Yoma, Chapter Three, Mishnah Ten



Since at the end of yesterday’s mishnah we learned that Ben Gamala made the lots out of gold and he was praised for it, today’s mishnah teaches other ornaments that were donated by individuals and for which they were praised.  You can think of this mishnah as an ancient dedication plaque!


Mishnah Ten

1)      Ben Katin made twelve spigots for the laver, for there had been before only two.

a)      He also made a mechanism for the laver, in order that its water should not become unfit by remaining overnight.   

2)      King Monbaz had all the handles of all the vessels used on Yom HaKippurim made of gold.

3)      His mother Helena made a golden candelabrum over the opening of the Hekhal.

a)      She also made a golden tablet, on which the portion concerning the suspected adulteress was inscribed.

4)      For Nicanor miracles happened to his doors.

5)      And they were all mentioned for praise.



Section one:  Ben Katin, who was also a high priest, made twelve spigots for the Temple’s laver, a fancy word for sink (see Exodus 30:18-21). The Talmud explains that this was so each of the twelve priests who were offering the tamid (see above, mishnayot 2-3) could have their own spigot.

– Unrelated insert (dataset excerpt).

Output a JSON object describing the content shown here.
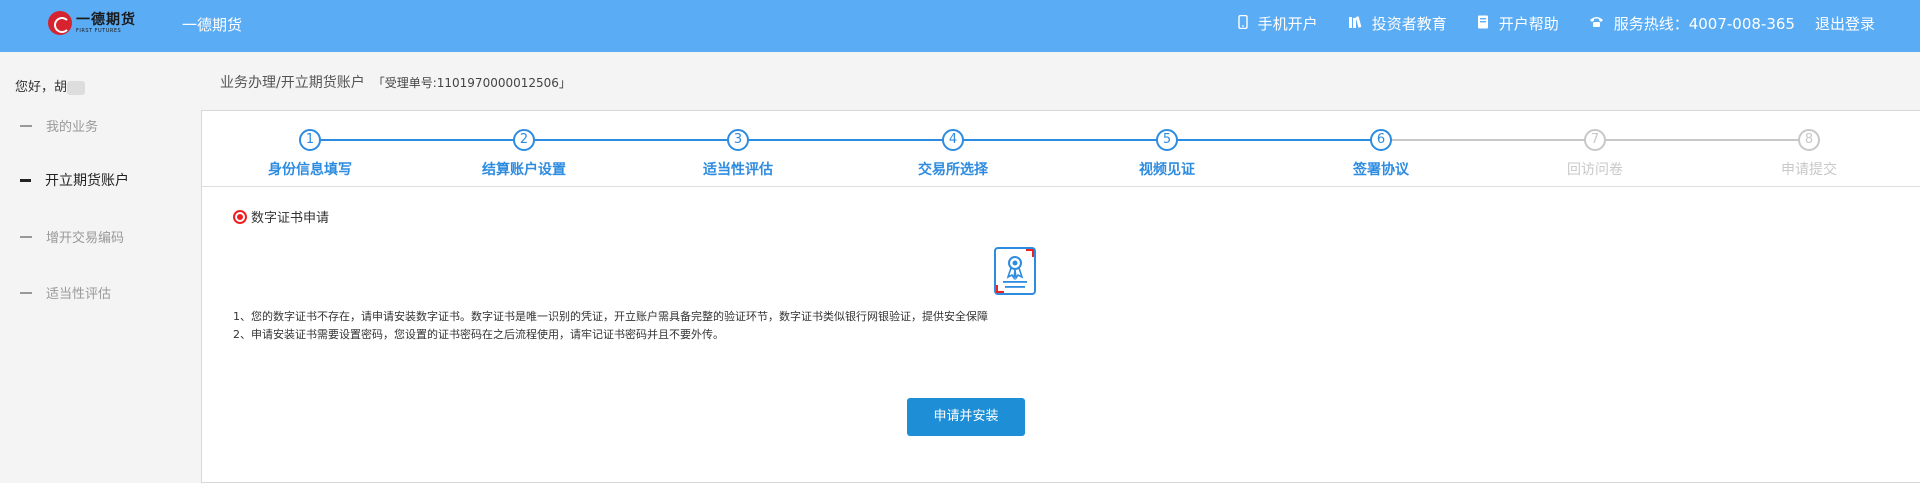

Ben Katin is also credited with another improvement in the Temple, this one also connected to issue of water.  He made a wheel that went into the water cistern which would cause the water in the laver to be connected to the water in the cistern.  The reason for this is that any water left out overnight in a vessel in the Temple is rendered unfit.  Without this wheel, the water left over in the laver would need to be emptied out every morning.    

Section two:  King Monbaz was king of Adiabene, which is north of Israel, and is now part of Turkey.  He, as well as his brother and mother, are mentioned as converts in Josephus. They ruled in the first century C.E., slightly before the destruction of the Temple.  According to the mishnah, he paid to make the handles of vessels out of gold, in cases such as a knife, where the vessel itself could not be made of gold.

Section three:  Monbaz’s mother, who is also mentioned in Nazir 3:6, made a golden candelabrum to stand at the entrance to the Hekhal.

Helene also made a golden tablet on which to write the chapter of the Sotah (Numbers 5:11 ff.)  From here the priest could copy the words when he needed to perform the sotah (suspected adulteress) ritual (see v. 23).

Section four:  Finally, the mishnah obliquely mentions Nikanor’s doors and the miracles that happened to them.  The Talmud (Yoma 38a) explains:  “What miracles happened to his doors? They say that when Nicanor had gone to bring doors from Alexandria of Egypt, on his return a storm arose in the sea to drown him. They took one of his doors and cast it into the sea and yet the sea would not stop its rage. They wanted to cast the other into the sea. He rose and clung to it, saying: ‘Cast me in with it!’ The sea immediately stopped its raging. He was deeply grieved about the other [door]. When he arrived at the harbor of Acco, it broke through and came up from under the sides of the boat.  Others say: A monster of the sea swallowed it and spat it out on the dry land.”